**WHAT YOU HAVE TO DO**
Using the listing below, set down exactly the lines starting at the line that contains "Serialize everything readable" and ending at the line that contains "What's the underlying", both included, and no others.

------------------------------------------------

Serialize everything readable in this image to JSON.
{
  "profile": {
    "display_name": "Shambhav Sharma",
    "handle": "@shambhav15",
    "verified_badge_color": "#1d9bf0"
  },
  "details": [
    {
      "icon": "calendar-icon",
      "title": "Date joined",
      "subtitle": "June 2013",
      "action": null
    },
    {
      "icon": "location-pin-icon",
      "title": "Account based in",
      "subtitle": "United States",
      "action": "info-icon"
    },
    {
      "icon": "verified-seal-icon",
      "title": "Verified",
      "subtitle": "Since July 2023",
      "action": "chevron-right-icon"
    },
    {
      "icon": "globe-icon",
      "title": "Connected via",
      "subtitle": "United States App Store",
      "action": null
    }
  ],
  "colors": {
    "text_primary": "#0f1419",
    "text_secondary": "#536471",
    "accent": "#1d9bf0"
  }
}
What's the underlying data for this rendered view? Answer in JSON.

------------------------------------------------

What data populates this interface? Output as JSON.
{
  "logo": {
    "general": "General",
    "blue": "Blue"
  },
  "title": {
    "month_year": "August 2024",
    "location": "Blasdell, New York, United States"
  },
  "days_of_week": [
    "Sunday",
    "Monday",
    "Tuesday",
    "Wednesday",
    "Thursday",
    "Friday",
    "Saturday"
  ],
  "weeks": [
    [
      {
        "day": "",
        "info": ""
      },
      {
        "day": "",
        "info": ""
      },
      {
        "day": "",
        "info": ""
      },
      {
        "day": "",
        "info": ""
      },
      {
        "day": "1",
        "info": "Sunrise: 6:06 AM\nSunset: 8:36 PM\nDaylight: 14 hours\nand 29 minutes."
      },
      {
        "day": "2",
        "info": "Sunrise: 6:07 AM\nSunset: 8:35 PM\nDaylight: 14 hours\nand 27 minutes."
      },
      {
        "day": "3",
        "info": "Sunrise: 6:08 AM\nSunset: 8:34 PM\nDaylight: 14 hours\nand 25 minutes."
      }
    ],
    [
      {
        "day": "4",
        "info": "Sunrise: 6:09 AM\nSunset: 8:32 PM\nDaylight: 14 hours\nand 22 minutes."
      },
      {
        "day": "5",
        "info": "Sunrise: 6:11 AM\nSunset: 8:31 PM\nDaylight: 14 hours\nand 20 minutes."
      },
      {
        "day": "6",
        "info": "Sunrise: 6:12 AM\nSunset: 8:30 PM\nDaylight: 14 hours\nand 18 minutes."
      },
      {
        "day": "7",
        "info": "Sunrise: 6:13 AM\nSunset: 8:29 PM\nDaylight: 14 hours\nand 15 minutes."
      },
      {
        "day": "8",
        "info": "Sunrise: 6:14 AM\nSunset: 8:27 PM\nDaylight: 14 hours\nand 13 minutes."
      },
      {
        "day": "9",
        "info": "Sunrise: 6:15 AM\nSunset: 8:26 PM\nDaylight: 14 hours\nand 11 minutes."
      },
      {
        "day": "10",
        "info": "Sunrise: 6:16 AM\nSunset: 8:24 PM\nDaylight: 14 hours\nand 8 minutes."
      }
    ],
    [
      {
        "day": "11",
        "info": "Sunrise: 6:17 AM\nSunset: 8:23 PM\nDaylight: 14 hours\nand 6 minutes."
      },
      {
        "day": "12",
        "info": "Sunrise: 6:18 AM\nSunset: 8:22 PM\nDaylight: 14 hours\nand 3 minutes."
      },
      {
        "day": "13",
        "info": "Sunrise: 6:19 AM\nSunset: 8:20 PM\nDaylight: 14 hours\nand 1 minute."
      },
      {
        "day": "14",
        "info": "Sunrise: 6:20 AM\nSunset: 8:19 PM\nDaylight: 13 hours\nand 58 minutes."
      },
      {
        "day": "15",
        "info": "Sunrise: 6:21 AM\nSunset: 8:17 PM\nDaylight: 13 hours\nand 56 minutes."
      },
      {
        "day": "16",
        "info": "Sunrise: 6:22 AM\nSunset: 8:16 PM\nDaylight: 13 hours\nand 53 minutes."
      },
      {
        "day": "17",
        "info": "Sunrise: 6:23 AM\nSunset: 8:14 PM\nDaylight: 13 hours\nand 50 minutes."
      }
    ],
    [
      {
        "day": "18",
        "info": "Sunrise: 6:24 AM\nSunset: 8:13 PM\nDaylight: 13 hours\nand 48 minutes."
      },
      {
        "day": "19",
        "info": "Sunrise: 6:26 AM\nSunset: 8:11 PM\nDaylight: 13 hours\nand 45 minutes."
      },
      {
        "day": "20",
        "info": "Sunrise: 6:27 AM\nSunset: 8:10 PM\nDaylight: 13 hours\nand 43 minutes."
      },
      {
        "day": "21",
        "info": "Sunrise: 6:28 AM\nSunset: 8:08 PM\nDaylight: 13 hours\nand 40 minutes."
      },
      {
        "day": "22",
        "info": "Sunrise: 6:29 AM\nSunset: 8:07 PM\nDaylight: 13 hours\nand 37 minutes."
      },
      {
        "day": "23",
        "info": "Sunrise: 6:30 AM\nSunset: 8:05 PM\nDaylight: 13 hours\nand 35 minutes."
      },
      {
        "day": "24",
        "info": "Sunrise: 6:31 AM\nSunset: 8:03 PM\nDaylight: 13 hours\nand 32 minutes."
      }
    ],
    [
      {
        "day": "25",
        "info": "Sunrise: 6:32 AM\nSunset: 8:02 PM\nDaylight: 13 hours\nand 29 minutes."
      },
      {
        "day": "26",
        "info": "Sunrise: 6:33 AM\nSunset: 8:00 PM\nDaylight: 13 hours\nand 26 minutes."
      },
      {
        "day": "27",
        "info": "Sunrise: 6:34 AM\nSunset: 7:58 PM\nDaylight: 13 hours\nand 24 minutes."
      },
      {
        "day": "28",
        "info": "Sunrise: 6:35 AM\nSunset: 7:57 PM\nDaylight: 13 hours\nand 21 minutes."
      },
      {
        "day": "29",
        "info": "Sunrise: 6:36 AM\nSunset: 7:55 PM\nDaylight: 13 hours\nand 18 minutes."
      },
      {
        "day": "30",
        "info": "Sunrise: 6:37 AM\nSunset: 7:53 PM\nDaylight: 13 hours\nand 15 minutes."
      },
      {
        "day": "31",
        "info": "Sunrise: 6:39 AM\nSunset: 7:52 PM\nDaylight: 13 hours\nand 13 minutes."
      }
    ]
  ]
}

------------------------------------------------

**RESULT**
Serialize everything readable in this image to JSON.
{
  "profile": {
    "display_name": "Shambhav Sharma",
    "handle": "@shambhav15",
    "verified_badge_color": "#1d9bf0"
  },
  "details": [
    {
      "icon": "calendar-icon",
      "title": "Date joined",
      "subtitle": "June 2013",
      "action": null
    },
    {
      "icon": "location-pin-icon",
      "title": "Account based in",
      "subtitle": "United States",
      "action": "info-icon"
    },
    {
      "icon": "verified-seal-icon",
      "title": "Verified",
      "subtitle": "Since July 2023",
      "action": "chevron-right-icon"
    },
    {
      "icon": "globe-icon",
      "title": "Connected via",
      "subtitle": "United States App Store",
      "action": null
    }
  ],
  "colors": {
    "text_primary": "#0f1419",
    "text_secondary": "#536471",
    "accent": "#1d9bf0"
  }
}
What's the underlying data for this rendered view? Answer in JSON.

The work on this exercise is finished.